Chinese activist and artist Ai Weiwei walks on a beach near the town of Mytilene, on the Greek island of Lesbos on January 1, 2016. Ai Weiwei visits the Greek island of Lesbos, where migrants continue to arrive daily. Over one million migrants and refugees crossed the Mediterranean Sea to Europe in 2015, nearly half of them Syrians, according to the UN refugee agency (UNHCR). (Photo: AFP/STRINGER)
Chinese dissident artist Ai Weiwei on Friday announced plans to create a memorial on the Greek island of Lesbos to the plight of refugees, many of whom have lost their lives trying to reach Europe.
"A lot of people have lost their lives under the waves... we need a memorial," Ai told AFP after a news conference on the project.
"I already set up a studio in Lesbos. Next year we are going to be involved with different projects," said Ai, adding that his workshops in China and Germany as well as a number of his students would be involved.
"This is a very historical moment from any perspective.

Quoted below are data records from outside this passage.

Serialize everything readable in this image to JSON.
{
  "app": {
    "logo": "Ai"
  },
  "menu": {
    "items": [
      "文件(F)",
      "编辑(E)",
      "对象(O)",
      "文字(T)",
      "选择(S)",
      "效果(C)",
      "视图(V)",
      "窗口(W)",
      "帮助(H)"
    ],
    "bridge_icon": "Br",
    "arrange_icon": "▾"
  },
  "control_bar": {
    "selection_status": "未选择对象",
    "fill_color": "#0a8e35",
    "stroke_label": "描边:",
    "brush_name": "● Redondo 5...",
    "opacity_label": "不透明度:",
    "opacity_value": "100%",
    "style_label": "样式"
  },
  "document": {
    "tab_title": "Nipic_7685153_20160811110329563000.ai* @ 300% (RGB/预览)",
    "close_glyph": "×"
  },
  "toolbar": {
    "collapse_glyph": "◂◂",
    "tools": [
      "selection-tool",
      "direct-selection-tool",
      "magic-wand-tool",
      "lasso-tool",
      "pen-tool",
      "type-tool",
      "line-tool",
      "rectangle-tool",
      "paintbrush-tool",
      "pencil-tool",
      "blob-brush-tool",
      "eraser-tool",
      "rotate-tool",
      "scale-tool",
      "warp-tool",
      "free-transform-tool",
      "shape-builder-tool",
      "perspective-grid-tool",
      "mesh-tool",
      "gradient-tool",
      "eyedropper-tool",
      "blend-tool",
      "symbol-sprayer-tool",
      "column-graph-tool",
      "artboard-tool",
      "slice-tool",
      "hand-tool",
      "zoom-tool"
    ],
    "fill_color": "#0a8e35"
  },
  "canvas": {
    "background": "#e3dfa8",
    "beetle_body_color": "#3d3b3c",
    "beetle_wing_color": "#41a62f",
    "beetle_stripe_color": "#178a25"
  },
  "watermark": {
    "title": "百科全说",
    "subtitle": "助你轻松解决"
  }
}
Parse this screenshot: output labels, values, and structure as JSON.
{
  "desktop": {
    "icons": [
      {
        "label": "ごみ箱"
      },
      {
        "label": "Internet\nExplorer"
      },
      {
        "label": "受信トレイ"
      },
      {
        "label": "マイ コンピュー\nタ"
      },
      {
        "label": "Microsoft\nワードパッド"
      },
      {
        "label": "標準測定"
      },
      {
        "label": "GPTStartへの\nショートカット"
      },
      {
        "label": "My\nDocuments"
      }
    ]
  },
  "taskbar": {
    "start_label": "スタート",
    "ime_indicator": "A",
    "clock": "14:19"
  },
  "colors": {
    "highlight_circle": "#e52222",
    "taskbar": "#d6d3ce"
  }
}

As an artist I want to be more involved, I want to (create) artworks in relation to the crisis and also create some kind of consciousness about the situation," he said.
The artist earlier this week paid a holiday visit to refugees and migrants flocking to the Greek island of Lesbos, tweeting out photos and videos that bore witness to their plight.
He posted a video on Monday showing the arrival of a rubber dinghy carrying desperate people to the island's shores from nearby Turkey.
"It's very important to come and be part of it," Ai said Friday.
The 58-year-old also retweeted photos, including one of him posing with Norwegian humanitarian workers from the group Drop in the Ocean.
Another shows him on a beach holding a child's life vest, an object that has come to symbolise the human cost of the migrant flight, with over 700 people having drowned in the Aegean Sea between Turkey and Greece this year.
The outspoken critic of the Chinese regime has made ample use of his passport since he got it back in July, four years after it was confiscated.
During a visit to London in September, the artist said he was "very proud" of the "civilised" welcome that Germany -- where his son lives -- has accorded to refugees.
More than one million migrants and refugees reached Europe this year, mainly fleeing violence in Afghanistan, Iraq and Syria, of whom four in five travelled via the Greek islands.
For more arts and culture news and updates, follow Ahram Online Arts and Culture on Twitter at @AhramOnlineArts and on Facebook at Ahram Online: Arts & Culture